• [Action item] Could you find each line of the data below that contains the word "true" and copy those lines?

(Entries from a dataset of interfaces)
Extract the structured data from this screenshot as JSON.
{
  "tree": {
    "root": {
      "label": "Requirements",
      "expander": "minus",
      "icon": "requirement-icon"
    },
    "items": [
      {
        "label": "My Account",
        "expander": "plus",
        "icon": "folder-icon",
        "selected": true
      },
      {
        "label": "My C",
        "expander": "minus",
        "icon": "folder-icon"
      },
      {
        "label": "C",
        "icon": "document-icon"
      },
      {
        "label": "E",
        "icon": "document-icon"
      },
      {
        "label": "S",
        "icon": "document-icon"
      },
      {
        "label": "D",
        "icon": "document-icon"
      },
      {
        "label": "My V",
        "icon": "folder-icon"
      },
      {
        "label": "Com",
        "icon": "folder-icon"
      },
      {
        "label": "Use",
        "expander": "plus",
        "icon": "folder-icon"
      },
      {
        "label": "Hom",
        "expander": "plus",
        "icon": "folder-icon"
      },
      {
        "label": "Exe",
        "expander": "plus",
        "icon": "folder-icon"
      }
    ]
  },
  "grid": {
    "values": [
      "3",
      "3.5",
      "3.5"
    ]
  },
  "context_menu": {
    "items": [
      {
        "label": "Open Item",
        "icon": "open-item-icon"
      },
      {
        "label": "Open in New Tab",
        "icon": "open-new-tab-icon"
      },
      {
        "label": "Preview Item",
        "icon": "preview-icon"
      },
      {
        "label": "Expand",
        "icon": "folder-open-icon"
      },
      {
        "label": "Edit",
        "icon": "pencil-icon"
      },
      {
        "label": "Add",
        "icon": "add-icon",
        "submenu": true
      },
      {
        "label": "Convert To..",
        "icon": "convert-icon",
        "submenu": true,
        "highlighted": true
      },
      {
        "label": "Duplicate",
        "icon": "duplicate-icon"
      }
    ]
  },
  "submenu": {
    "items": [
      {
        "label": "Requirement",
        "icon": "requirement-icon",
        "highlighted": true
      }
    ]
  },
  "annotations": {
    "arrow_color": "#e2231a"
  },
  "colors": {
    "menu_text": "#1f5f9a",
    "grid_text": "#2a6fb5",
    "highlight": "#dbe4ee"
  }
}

• [Exercise response]
        "selected": true
        "submenu": true
        "submenu": true,
        "highlighted": true
        "highlighted": true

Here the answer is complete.